I’ve been a homebrewer for almost two decades and although I’m essentially a simple brewer by trade, many in the craft are more than a bit adventurous. That could be true with the microbrew world as well.
Like the wine garagiste brethren, with that daring and bold streak, some homebrewers are actually going back to beginning – they’re brewing in barrels … mostly wine barrels to be specific. And to that point, more than a few folks have ventured my way, asking for wine barrels that they can use for aging.
Looking for unique and distinctive flavors, these risktakers – meaning craft brewers – purposefully want to impart that tinge of wine aroma and flavor along with whatever the oak can still give off after several years as a wine producer. The part that is tricky for Paso Wine Barrels is we are receiving barrels that most wineries don’t want, and sometimes there’s reasons for why they don’t want these particular barrels.
Vintners typically hold on to wine barrels for roughly six years. This isn’t set in stone as some winemakers use barrels for only two or three years while other use them as long as they don’t leak or no longer offer any oak value.
So you can see the situation arise where someone asks us if the barrels are still good – we don’t really know. What we do know though is whether they leak or not. No matter where you go to purchase your used barrel, just be aware that leaks are possible. Often I will go through a new batch of used barrels and sift out some that are obviously no good for holding water because maybe I can literally see through the seems in between the staves. Also, a decent leak can appear as major stains and let anyone who is looking know it likely won’t hold wine … or beer.

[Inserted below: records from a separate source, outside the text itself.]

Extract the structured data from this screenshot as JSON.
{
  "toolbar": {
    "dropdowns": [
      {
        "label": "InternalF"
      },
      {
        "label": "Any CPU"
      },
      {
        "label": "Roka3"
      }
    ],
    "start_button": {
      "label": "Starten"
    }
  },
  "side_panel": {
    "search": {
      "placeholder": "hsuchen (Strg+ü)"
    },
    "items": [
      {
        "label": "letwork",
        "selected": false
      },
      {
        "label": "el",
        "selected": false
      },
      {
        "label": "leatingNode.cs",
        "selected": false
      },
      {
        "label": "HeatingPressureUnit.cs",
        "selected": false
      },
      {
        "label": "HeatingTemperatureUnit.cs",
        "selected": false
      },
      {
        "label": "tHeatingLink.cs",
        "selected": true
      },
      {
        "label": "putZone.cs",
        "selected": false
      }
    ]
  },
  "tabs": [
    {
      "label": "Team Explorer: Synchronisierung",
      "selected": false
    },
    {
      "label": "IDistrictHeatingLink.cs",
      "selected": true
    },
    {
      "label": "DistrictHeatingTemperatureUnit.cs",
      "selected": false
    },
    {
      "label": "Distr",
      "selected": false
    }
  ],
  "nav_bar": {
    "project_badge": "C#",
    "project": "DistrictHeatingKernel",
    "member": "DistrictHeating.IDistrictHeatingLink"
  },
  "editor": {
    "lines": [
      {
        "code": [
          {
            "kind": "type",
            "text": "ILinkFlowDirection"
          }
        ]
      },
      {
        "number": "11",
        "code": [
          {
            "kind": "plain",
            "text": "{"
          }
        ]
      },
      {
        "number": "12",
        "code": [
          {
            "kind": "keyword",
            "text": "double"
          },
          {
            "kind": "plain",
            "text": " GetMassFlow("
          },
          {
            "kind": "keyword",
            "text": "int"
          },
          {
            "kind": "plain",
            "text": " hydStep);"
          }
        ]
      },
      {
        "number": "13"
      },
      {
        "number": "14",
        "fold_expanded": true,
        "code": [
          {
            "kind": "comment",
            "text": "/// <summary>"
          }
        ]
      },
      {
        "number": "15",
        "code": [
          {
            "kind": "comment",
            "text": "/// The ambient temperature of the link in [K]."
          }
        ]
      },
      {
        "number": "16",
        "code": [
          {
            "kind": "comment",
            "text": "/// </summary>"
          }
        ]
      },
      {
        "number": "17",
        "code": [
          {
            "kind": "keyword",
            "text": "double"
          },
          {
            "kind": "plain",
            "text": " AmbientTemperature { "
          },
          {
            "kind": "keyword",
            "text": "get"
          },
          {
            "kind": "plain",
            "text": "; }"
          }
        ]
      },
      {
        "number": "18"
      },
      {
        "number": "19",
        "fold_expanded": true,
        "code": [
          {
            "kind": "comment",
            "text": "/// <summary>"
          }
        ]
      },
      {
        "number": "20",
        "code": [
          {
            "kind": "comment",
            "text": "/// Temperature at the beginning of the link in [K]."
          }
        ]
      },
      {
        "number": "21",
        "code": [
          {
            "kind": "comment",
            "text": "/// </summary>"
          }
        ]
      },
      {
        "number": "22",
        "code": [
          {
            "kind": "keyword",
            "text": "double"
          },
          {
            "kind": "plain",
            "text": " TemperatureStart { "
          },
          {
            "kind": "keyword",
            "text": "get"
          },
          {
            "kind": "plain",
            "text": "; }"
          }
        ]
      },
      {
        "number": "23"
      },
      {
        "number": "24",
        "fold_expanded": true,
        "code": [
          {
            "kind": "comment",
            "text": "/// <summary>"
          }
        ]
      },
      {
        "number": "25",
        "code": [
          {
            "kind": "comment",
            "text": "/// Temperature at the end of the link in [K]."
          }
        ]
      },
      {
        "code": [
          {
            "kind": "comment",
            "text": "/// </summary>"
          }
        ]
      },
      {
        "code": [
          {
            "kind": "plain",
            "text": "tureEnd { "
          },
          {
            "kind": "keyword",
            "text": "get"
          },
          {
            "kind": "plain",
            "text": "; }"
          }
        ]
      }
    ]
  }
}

By the way, these circumstances offer one of the many reasons why barrels are getting harder to find. Combined with whiskey distillers, these groups are making wine barrels harder and harder to come by. Just a few short years ago, wineries were giving away their barrels, or selling them for a very nominal fee. That’s no longer the case as just about no one gives them away and some hold out for steeper and steeper prices.
Regardless, with wine barrels becoming popular with brewers, there appears to be many nuances that should give these whimsical crafters an abundance of capricious if somewhat volatile and fickle creations. Which means if you are a fan of home or craft brews, expect some wild variances and interesting flavors, to say the least. At 59 gallons a crack, homebrewers will be taking big chances – but than again, that’s part of what is so fun with garagiste and homebrewers as they experiment, while the rest of us might taste that rare flavor … and smile with amazement.
Here’s to homebrewers and down the hatch,
Daryle W. Hier